ATLANTA (Reuters) - A Georgia graduate student fighting a rare flesh-eating bacterial infection she contracted after being injured in a zip-line accident nearly three weeks ago is breathing on her own without the help of a ventilator, her father said.
The struggle to save 24-year-old Aimee Copeland from necrotizing fasciitis - a bacterial infection that can destroy muscles, skin and tissue - has been chronicled by her father, Andy Copeland, in a blog on the university’s website.
“She has been off of the ventilator for over 10 hours,” Andy Copeland wrote late on Sunday. “In other words, she is breathing completely on her own! How cool is that?”
Copeland, a student at West Georgia University, slashed her calf when the zip-line snapped May 1 along the Little Tallapoosa River near Carrollton, Georgia. Emergency room doctors closed the wound with 22 staples and released Copeland, but she was diagnosed with the infection after her conditioned worsened.
Surgeons amputated Copeland’s left leg at the hip. Last week, she mouthed, “Let’s do this” when told her hands and remaining foot would have to be amputated, her father wrote on Friday.
It is unclear from Andy Copeland’s postings whether the additional amputations had already occurred. A hospital spokeswoman has declined to comment on the woman’s condition.
In his Sunday night posting, Andy Copeland said he was reducing the time he spends on media interviews.
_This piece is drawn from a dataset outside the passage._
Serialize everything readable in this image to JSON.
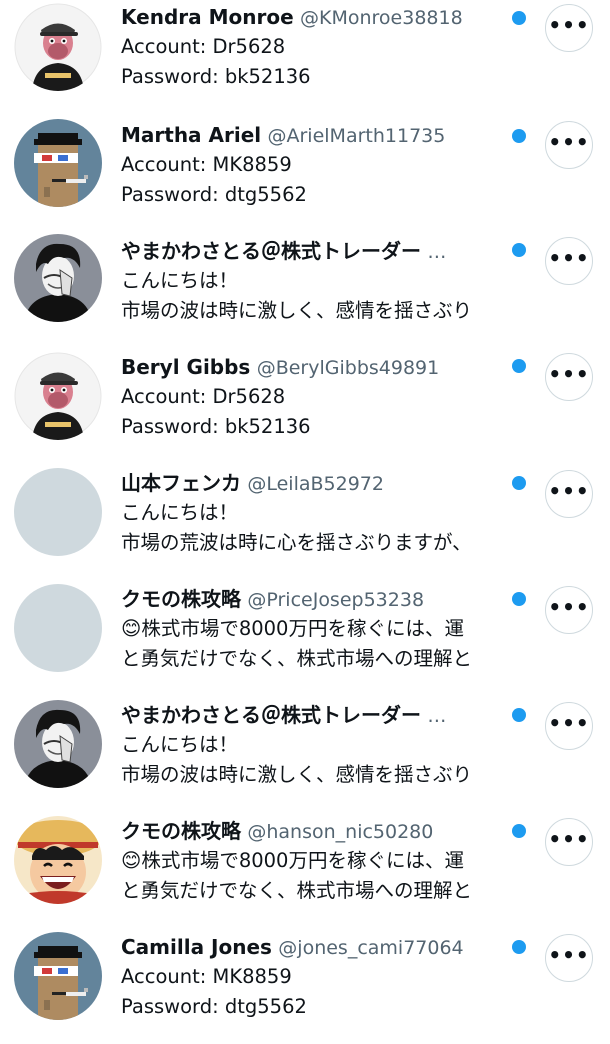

“Two of my most important responsibilities are to pray for and provide financial support for my family,” he wrote. “Everything else, including blog posting, organizing blood drives and conducting media interviews is secondary.”
Different bacteria can cause necrotizing fasciitis. Health experts say the “flesh-eating” infection is not communicable.
Two cases of flesh-eating infections have been reported recently in South Carolina as well.
A new mother of twins, Lana Kuykendall, 36, was admitted to Greenville Memorial Hospital on May 11, days after giving birth, with a painful spot on her leg that was ultimately diagnosed as necrotizing fasciitis.
Her brother, Brian Swaffer, said Kuykendall had undergone at least seven operations, was sedated, and only opened her eyes “a little bit, at times.”
A former South Carolina fire chief, Glenn Pace, told a local television station he had been battling a flesh-eating bacteria since early April and had three surgeries on his foot.
A 1996 report from the U.S. Centers for Disease Control and Prevention estimated there were 500 to 1,500 cases of necrotizing fasciitis annually in the United States, with about 20 percent of them fatal. The National Necrotizing Fasciitis Foundation has said that estimate is probably low.
Reporting by David Beasley and Harriet McLeod; Editing by Cynthia Johnston